- Opening Delimiter -
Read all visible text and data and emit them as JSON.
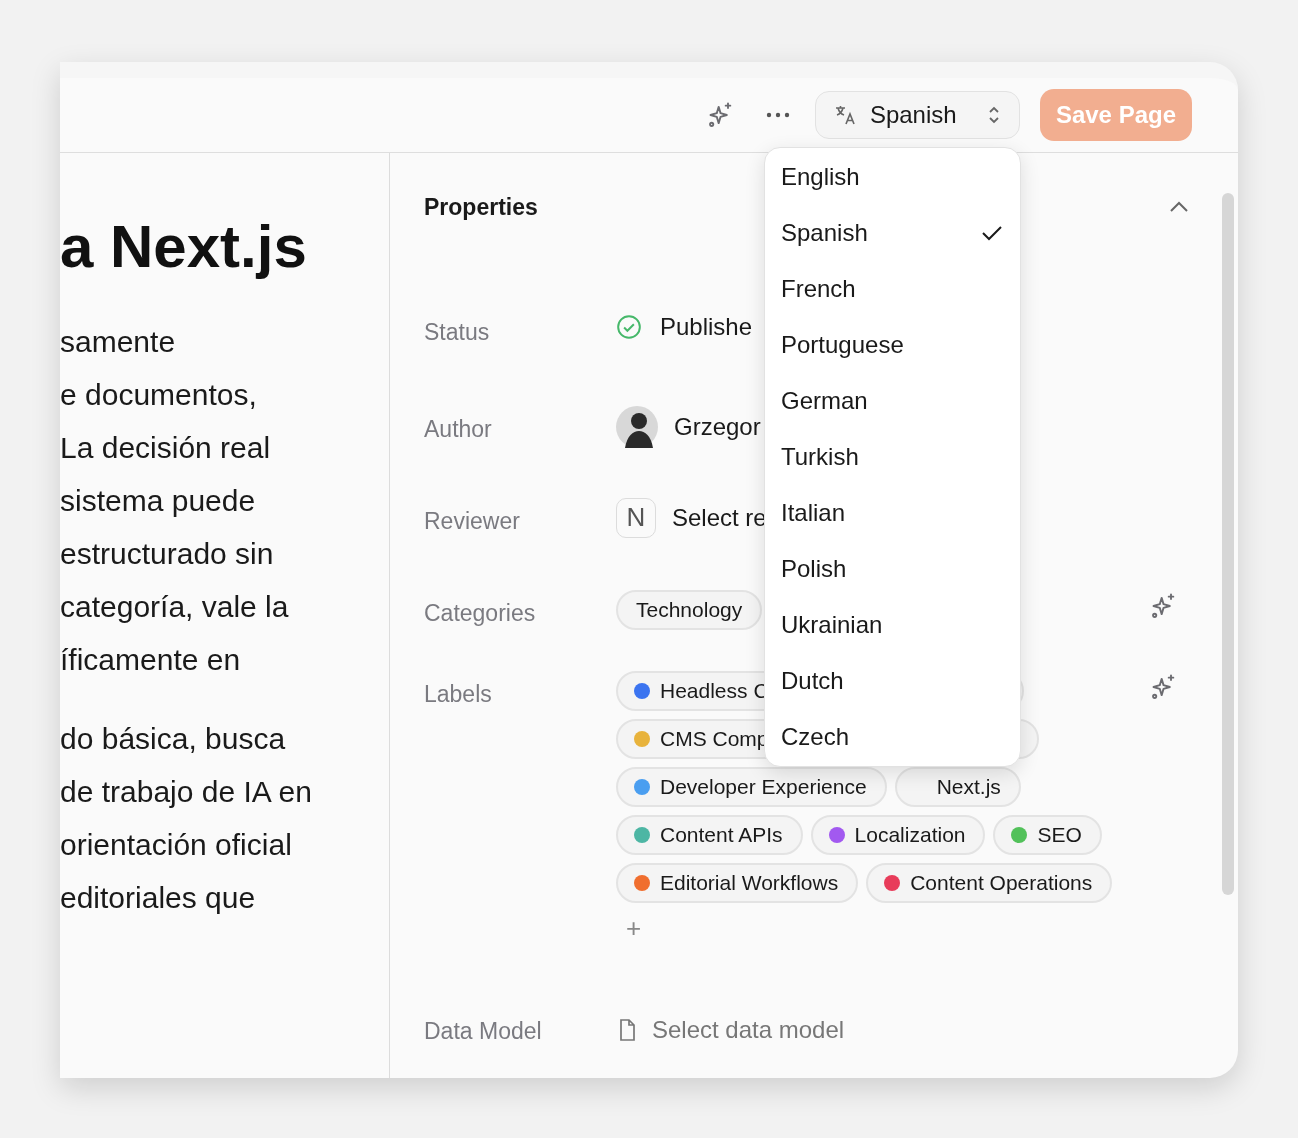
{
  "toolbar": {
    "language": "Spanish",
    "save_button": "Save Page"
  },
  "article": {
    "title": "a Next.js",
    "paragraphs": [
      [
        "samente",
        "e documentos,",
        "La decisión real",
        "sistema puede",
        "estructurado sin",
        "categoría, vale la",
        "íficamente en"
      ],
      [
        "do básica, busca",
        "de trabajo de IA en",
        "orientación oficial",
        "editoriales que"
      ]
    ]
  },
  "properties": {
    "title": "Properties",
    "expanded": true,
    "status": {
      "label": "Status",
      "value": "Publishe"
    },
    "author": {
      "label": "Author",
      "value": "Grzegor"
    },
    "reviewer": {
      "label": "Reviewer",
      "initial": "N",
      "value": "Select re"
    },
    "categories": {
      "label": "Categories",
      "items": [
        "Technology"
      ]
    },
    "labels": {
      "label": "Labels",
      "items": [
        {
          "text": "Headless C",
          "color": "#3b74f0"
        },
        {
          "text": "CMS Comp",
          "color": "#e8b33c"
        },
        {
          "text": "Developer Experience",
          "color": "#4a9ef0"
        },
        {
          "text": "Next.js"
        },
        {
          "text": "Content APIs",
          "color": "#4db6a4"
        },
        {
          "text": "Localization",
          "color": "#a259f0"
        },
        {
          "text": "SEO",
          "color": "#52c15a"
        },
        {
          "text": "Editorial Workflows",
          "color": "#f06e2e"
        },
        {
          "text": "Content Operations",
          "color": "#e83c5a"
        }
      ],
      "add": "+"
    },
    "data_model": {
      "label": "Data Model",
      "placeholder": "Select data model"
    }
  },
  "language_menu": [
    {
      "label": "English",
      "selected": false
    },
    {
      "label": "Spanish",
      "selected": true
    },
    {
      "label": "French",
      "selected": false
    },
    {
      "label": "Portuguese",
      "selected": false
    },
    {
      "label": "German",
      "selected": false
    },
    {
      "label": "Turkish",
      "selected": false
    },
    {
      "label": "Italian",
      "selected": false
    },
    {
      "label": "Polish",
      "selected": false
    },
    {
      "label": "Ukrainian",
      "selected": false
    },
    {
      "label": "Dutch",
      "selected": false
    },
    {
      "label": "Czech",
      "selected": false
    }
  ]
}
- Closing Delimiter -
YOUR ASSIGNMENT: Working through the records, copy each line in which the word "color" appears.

ANSWER SECTION:
          "color": "#3b74f0"
          "color": "#e8b33c"
          "color": "#4a9ef0"
          "color": "#4db6a4"
          "color": "#a259f0"
          "color": "#52c15a"
          "color": "#f06e2e"
          "color": "#e83c5a"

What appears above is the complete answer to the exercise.